(Quick reference: the Watergate scandal arose from workers in Nixon's reelection campaign breaking into the offices of the Democrat National Committee, and from the subsequent effort to conceal this crime.)

Nixon committed crimes, and was made to pay the full price. By contrast, other presidents committed crimes equally serious, and perhaps more serious, and were able to escape the consequences. Why? Because Nixon failed to create the illusion of personal relationship with the American public - he failed to create the feeling, in the heart of the voters, that he was a "regular person" who was friendly and approachable. Such an impression - regardless of the reality - is important to the career of an elected politician, and the lack of this calming illusions left Nixon unprotected and left him facing the consequences of his actions.

By contrast, President Clinton was found guilty of perjury, and the government permanently removed his license to practice law - two stunning blows to a sitting president. But he remained in office. Why? His ability to project the image of a friendly, approachable "ordinary guy."

The contrast between Nixon - guilty of crimes and facing the consequences for them - and Clinton - guilty of arguable greater crimes, but given a "pass" by the public and largely shielded from the consequences of his actions - is great. Historian Barry Werth describes the "imperial" personality which ultimately cost Nixon his job:

On his last morning in power, President Richard Nixon arose in the predawn darkness after just a few hours of sleep. He ordered his favorite breakfast of poached eggs and corned-beef hash served to him, alone, in the Lincoln sitting room, the same room where twenty-two months earlier he had retreated by himself to watch on TV as he and Vice President Spiro Agnew were reelected in one of the greatest landslides in American history. The most inward, solitary, and reclusive of presidents - who paradoxically was determined to ensure that every word he spoke, and that was spoken to him, was recorded for history - Nixon to a rare degree determined exactly what he hoped to do and say in public beforehand, by himself, by filling yellow legal pads with notes, arguments, talking points, and exhortations to himself. In a few hours he would say good-bye to the people whom he most depended upon, and whom he'd most let down, betrayed, disappointed, and infuriated - his top administration, who'd served and defended him through the agonies of Watergate and Vietnam.

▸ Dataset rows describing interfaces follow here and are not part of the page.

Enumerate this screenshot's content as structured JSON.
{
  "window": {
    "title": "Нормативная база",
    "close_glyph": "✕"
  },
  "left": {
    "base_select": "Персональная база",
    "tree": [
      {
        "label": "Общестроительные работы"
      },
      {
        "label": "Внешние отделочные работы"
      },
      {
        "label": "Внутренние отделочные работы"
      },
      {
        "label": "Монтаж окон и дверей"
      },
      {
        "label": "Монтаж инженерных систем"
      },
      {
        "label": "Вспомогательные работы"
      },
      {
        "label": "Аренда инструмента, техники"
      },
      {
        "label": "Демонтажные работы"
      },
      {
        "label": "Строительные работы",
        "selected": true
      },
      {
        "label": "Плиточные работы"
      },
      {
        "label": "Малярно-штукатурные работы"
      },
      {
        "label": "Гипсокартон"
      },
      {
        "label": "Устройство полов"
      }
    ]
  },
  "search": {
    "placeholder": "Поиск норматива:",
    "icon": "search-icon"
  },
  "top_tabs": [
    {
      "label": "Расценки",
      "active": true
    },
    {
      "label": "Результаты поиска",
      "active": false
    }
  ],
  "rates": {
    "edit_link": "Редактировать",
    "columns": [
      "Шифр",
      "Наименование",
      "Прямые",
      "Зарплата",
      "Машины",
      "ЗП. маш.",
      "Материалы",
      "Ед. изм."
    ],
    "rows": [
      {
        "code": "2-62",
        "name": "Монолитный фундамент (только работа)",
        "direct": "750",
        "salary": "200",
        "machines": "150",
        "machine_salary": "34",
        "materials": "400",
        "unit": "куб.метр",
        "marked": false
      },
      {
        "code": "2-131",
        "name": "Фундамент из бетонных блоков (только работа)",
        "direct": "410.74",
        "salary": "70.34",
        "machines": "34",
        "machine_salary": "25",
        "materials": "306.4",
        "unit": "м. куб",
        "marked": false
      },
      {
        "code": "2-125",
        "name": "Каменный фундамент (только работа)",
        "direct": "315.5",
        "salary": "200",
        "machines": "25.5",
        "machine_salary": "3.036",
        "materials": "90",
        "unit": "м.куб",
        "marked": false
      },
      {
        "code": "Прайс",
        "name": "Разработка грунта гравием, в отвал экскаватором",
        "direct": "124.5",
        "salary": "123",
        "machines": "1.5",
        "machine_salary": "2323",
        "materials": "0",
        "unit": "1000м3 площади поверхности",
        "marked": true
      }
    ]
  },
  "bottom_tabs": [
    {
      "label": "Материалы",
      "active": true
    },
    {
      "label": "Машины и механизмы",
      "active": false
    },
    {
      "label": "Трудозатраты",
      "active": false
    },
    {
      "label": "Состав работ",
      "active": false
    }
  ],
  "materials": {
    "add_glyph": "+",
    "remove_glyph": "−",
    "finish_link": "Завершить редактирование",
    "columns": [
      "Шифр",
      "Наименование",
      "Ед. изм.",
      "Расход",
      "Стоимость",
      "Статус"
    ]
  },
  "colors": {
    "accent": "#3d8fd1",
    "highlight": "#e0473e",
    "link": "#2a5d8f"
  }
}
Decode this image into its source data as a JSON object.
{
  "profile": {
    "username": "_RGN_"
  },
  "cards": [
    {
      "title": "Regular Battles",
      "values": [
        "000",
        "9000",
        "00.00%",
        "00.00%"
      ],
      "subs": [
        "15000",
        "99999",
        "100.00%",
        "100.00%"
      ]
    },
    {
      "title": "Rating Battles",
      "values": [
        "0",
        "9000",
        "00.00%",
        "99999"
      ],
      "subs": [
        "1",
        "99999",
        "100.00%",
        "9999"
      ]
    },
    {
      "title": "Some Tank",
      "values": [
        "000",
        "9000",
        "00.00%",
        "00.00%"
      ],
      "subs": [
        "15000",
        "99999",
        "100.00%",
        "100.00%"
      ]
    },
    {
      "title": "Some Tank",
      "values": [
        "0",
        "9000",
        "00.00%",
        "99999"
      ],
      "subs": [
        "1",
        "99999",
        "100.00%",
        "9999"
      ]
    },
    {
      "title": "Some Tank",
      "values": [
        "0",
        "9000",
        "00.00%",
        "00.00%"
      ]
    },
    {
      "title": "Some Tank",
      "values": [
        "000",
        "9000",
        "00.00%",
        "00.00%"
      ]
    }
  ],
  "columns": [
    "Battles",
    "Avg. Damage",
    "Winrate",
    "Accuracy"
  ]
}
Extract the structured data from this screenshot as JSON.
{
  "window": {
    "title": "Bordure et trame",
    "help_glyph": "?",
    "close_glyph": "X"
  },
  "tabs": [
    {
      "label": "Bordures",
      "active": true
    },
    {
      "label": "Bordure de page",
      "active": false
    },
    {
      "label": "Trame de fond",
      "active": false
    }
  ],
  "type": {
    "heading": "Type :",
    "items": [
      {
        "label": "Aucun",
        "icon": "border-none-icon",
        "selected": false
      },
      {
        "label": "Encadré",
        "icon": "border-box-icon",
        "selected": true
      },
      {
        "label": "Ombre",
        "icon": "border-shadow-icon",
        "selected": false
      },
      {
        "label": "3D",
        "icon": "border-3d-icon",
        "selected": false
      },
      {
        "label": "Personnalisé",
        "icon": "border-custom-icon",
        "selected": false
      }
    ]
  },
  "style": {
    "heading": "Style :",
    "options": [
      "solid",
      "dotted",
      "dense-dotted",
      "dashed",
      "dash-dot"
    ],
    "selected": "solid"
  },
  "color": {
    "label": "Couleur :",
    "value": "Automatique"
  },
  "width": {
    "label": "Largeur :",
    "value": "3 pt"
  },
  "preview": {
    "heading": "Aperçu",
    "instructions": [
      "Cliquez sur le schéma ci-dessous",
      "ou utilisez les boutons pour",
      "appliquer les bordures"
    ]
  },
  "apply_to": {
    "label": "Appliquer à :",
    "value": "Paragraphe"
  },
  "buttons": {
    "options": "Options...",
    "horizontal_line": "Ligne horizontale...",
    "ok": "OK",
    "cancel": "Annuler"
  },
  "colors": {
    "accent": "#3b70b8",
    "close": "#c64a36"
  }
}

Nixon's last breakfast as president was on Friday, August 9, 1974. He would resign from office later that day.

It is possible to paint a sympathetic picture of Nixon - the shy introvert who had accidentally hired some unethical leaders in his campaign. Whether or not such a picture is accurate - whether or not Nixon was the criminal we understand him to be - didn't really matter in the end. What mattered was Nixon's failure to charm the American people when he needed it most - a failure due, in part or in whole, to newspaper and television coverage motivated by his political enemies - by the Democrat party eager for Nixon's political demise. They got it.